:: WHAT TO DO ::
Each line below that holds the word "قزوین" counts once. Say how many such lines there are, and no more.

Page and application data records:

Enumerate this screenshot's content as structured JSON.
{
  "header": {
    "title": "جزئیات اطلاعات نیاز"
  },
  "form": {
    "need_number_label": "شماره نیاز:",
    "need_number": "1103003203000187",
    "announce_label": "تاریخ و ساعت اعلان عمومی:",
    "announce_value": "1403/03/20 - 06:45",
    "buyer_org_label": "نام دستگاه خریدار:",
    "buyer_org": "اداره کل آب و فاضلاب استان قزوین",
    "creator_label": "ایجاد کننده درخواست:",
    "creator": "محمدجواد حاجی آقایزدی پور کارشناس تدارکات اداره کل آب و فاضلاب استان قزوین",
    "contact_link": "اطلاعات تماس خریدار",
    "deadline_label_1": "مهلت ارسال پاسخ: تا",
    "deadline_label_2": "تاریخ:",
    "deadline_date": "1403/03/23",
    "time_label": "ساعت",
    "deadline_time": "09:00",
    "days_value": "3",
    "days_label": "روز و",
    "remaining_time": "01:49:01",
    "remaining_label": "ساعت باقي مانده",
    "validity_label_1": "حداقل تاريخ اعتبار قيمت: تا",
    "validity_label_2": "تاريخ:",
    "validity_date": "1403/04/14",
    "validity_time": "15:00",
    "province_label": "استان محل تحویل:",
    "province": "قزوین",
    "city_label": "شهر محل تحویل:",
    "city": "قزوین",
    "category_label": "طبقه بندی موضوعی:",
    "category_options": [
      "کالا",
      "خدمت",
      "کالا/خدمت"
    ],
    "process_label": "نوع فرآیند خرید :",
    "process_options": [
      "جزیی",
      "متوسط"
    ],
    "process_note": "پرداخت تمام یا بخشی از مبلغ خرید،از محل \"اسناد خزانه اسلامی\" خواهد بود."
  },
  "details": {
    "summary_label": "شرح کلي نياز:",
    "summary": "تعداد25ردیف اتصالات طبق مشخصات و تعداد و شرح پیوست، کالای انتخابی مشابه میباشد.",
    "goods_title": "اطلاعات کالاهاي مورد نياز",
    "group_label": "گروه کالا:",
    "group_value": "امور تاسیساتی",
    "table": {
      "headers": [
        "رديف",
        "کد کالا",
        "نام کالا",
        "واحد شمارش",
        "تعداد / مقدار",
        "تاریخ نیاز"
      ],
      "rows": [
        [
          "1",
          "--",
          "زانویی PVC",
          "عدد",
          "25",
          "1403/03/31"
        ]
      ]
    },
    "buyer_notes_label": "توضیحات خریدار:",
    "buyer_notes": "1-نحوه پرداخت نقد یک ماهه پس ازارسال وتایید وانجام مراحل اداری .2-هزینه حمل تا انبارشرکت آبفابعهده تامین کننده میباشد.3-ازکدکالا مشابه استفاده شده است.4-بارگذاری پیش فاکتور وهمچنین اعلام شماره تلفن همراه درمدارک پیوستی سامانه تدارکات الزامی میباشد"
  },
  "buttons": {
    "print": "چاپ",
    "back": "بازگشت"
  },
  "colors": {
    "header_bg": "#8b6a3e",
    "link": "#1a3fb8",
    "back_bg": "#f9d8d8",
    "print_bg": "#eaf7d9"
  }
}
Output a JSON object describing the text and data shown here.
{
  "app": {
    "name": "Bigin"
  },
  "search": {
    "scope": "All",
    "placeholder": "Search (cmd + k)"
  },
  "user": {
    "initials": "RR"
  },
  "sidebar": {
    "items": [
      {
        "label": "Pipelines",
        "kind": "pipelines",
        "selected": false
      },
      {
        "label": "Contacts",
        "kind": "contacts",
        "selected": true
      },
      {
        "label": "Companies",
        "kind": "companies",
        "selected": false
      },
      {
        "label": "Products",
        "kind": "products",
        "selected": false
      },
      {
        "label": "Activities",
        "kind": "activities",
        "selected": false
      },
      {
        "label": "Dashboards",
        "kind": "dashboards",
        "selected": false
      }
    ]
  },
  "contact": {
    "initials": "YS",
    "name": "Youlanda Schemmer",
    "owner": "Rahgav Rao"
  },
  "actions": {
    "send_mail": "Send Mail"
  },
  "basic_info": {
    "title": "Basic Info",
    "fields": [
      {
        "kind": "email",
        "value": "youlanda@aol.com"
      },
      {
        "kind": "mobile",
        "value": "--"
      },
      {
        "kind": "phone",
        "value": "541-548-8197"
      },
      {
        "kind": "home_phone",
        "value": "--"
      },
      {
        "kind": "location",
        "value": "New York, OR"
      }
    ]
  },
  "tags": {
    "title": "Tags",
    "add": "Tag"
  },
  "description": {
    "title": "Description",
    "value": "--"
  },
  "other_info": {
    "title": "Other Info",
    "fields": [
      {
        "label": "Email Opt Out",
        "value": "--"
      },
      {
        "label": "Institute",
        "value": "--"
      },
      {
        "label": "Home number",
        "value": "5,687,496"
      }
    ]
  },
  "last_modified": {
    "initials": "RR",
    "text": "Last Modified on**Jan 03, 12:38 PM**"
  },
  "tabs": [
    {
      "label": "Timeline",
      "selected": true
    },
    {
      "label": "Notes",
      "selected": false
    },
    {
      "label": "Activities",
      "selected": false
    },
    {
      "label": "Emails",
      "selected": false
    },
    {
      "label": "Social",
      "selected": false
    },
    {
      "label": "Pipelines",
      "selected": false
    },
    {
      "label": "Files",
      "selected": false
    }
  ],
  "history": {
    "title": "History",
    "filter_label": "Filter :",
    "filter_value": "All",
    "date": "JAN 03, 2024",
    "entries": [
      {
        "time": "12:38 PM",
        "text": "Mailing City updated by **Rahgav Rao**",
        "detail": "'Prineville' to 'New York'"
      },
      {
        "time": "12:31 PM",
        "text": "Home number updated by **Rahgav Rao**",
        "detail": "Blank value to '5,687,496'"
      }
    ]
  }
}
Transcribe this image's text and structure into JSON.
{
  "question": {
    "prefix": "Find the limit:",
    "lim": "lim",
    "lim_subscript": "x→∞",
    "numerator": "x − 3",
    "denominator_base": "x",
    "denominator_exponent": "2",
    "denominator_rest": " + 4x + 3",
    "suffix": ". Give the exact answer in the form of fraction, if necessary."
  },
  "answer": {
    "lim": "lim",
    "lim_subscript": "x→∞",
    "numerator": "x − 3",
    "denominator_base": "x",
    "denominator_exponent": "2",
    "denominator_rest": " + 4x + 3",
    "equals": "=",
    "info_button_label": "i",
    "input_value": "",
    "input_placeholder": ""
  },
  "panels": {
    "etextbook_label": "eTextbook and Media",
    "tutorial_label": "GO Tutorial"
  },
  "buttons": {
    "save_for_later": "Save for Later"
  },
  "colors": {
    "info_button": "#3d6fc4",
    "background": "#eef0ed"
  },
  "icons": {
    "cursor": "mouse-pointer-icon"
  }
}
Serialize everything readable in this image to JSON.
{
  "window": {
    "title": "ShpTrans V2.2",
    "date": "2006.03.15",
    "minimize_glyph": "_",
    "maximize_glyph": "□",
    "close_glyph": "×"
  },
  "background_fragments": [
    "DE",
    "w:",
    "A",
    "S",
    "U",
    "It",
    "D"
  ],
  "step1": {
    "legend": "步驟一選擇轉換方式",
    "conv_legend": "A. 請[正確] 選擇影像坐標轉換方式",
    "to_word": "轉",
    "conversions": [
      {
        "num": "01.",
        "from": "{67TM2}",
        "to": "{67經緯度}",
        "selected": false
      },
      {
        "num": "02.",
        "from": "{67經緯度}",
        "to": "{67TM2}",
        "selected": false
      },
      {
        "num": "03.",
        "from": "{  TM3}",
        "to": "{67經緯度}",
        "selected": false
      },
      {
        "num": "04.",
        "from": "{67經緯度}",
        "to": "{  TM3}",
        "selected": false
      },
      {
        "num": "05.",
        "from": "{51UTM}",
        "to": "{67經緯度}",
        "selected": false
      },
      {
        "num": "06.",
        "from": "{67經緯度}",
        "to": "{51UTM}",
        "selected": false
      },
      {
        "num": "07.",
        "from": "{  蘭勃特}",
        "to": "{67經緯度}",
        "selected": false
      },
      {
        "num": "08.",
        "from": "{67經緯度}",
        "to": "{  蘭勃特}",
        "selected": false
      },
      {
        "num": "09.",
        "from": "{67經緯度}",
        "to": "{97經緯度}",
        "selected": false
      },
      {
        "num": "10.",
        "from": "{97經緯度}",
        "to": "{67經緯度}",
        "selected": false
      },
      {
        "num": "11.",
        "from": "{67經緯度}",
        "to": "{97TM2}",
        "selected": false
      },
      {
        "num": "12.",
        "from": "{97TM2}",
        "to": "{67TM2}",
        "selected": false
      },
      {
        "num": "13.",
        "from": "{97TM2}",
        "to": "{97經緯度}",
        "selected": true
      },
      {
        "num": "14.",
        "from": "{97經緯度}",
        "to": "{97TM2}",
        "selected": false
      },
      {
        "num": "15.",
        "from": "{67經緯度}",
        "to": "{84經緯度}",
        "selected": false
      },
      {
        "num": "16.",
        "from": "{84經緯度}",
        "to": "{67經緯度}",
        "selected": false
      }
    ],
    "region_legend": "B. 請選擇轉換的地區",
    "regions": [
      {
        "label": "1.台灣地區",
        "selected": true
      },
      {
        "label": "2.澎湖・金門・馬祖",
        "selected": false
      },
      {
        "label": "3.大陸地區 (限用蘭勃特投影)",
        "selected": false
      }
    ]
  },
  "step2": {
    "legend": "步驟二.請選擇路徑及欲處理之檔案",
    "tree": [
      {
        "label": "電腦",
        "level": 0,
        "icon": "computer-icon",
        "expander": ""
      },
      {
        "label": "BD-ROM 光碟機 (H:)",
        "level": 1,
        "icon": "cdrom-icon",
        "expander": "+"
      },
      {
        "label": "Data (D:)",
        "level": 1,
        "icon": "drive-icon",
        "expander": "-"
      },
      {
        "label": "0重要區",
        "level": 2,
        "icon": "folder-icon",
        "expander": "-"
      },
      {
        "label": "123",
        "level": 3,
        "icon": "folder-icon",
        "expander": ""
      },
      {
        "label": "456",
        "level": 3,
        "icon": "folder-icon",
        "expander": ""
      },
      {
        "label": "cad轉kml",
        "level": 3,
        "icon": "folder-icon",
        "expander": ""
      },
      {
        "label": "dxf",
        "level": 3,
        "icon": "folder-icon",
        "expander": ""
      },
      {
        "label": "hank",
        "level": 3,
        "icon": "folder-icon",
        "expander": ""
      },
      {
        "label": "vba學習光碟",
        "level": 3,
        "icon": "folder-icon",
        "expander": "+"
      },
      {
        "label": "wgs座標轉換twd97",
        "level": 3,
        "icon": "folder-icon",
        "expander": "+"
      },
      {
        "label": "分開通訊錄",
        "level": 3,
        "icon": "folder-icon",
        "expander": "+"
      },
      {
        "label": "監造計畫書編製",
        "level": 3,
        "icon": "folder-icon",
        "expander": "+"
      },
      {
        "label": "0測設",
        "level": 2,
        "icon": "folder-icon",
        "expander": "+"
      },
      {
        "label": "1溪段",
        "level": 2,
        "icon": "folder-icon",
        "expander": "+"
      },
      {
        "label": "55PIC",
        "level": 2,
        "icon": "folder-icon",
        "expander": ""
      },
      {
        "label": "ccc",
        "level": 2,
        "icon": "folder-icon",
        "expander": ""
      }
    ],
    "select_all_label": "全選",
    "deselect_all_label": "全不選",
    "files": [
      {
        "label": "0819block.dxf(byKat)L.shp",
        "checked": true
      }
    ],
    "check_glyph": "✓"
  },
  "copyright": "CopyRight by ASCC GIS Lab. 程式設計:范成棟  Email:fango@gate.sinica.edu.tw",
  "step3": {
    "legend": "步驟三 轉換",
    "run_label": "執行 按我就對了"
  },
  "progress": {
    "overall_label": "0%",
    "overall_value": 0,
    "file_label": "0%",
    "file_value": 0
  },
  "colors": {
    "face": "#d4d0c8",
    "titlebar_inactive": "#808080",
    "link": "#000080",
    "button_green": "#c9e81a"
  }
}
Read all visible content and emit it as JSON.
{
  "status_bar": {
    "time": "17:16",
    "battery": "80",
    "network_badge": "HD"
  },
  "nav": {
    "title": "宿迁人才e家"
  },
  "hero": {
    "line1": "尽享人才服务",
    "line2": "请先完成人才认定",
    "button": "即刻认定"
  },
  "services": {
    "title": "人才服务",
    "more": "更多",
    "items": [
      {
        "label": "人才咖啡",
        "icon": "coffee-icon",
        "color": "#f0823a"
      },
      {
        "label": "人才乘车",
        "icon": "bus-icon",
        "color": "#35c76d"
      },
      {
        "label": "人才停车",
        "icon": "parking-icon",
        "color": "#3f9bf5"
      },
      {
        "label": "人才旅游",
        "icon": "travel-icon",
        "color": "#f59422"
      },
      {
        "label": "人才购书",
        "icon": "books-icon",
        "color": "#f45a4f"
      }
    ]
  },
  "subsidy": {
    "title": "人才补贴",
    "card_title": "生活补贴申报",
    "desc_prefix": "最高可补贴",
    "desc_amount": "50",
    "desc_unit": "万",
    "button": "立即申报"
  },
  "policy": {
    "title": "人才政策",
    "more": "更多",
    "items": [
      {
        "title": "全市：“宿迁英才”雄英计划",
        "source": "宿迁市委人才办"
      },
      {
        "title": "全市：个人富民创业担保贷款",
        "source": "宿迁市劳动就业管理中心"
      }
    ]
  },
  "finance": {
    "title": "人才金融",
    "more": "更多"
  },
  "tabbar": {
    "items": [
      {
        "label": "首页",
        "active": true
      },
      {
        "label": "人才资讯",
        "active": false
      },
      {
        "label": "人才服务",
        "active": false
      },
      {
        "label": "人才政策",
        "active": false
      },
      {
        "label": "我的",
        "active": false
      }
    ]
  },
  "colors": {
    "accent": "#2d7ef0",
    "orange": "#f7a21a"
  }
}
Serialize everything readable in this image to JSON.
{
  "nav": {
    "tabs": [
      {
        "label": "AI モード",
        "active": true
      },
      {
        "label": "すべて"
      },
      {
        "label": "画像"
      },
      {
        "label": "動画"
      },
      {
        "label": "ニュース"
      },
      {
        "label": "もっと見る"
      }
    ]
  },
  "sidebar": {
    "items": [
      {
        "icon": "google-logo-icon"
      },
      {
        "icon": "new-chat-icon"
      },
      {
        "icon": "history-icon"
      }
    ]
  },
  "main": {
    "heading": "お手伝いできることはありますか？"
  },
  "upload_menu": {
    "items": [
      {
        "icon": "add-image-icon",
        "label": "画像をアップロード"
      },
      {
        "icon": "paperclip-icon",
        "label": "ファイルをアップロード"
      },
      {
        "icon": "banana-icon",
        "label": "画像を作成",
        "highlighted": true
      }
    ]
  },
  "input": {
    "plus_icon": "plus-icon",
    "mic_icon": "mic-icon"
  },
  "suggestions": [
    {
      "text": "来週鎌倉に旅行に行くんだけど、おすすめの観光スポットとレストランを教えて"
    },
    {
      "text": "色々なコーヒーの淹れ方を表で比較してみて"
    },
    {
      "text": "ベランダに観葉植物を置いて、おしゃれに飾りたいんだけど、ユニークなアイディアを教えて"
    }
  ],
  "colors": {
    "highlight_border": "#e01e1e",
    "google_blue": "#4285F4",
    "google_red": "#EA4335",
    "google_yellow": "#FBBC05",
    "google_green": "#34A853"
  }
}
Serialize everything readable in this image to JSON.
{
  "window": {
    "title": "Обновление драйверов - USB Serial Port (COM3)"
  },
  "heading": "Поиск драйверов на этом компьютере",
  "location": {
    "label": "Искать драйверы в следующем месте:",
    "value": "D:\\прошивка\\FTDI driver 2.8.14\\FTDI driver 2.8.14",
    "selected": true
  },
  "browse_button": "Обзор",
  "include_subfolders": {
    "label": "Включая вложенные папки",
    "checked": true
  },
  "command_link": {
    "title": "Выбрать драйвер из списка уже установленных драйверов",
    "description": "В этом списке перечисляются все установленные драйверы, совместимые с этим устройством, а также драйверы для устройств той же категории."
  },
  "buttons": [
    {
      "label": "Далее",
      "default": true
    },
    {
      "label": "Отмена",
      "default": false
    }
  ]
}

:: PROBLEM SOLUTION ::
4